**INPUT RECORDS:**
^^^^^^^^
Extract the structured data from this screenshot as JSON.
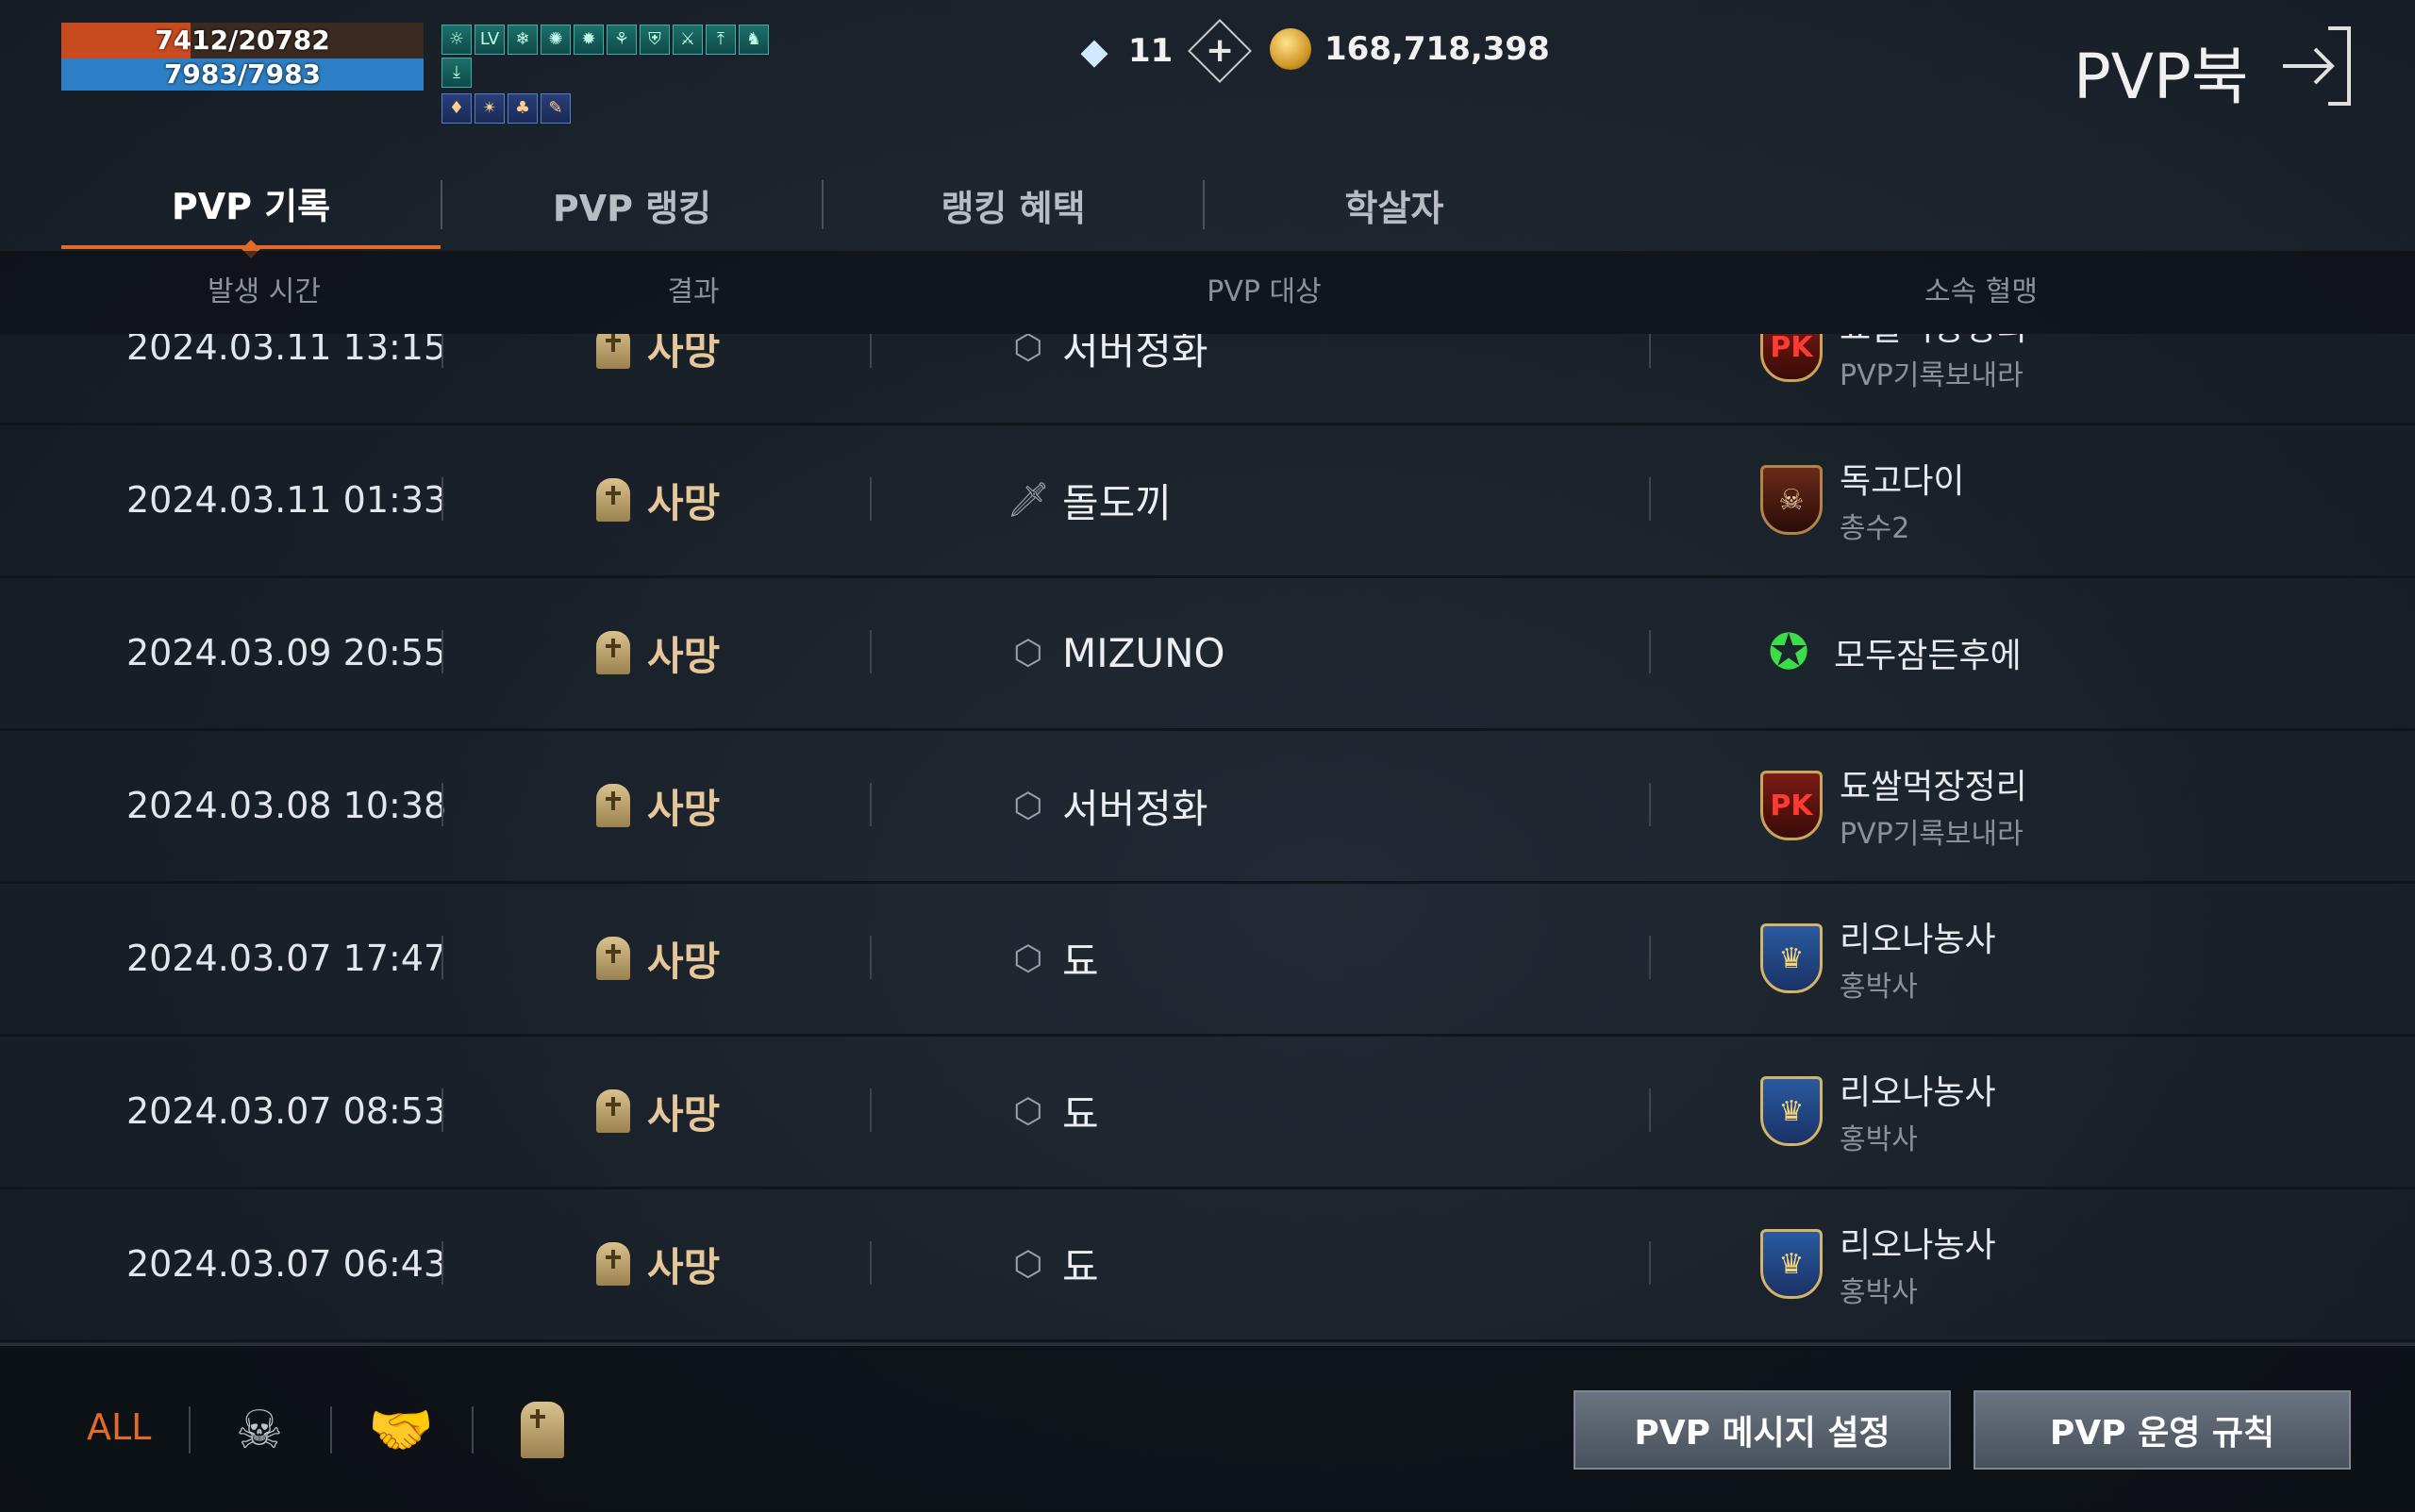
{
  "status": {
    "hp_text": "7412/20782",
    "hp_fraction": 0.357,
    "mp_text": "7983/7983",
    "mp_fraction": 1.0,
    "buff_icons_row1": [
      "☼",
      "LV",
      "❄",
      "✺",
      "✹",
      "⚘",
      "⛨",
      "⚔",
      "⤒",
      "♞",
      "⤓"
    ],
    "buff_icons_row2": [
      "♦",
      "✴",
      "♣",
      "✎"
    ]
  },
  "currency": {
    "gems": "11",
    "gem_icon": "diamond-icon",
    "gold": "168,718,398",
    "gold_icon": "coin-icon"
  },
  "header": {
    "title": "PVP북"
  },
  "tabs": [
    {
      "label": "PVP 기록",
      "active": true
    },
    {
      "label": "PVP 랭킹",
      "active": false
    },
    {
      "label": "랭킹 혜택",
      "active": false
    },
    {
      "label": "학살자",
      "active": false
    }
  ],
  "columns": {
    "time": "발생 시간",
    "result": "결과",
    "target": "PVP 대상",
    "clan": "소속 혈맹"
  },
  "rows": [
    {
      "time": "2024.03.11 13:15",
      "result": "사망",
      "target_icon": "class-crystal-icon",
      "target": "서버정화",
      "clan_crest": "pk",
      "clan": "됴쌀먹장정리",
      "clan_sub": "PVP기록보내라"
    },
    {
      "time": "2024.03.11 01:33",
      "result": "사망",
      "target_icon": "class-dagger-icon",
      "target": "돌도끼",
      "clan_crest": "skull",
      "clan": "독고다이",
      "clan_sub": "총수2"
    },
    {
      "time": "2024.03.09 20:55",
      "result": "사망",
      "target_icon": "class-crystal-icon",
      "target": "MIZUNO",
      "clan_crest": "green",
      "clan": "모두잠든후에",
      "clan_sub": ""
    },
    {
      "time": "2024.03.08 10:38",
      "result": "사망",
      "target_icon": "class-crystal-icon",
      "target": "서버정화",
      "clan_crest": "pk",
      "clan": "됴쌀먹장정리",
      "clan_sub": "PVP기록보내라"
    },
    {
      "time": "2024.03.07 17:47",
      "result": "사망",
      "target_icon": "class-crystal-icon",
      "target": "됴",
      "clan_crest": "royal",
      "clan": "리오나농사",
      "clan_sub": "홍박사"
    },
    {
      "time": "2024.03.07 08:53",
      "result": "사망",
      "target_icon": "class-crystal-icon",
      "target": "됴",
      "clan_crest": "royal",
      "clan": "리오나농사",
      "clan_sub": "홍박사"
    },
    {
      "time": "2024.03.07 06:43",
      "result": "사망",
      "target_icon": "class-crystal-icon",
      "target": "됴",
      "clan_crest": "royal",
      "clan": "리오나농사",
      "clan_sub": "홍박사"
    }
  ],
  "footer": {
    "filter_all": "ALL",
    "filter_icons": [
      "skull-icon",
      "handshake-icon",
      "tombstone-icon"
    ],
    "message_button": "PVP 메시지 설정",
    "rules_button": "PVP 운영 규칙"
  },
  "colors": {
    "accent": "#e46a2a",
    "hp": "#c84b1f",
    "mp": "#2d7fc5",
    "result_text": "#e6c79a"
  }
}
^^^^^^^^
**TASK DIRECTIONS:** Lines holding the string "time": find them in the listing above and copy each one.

**OUTPUT FOR THIS TASK:**
    "time": "발생 시간",
      "time": "2024.03.11 13:15",
      "time": "2024.03.11 01:33",
      "time": "2024.03.09 20:55",
      "time": "2024.03.08 10:38",
      "time": "2024.03.07 17:47",
      "time": "2024.03.07 08:53",
      "time": "2024.03.07 06:43",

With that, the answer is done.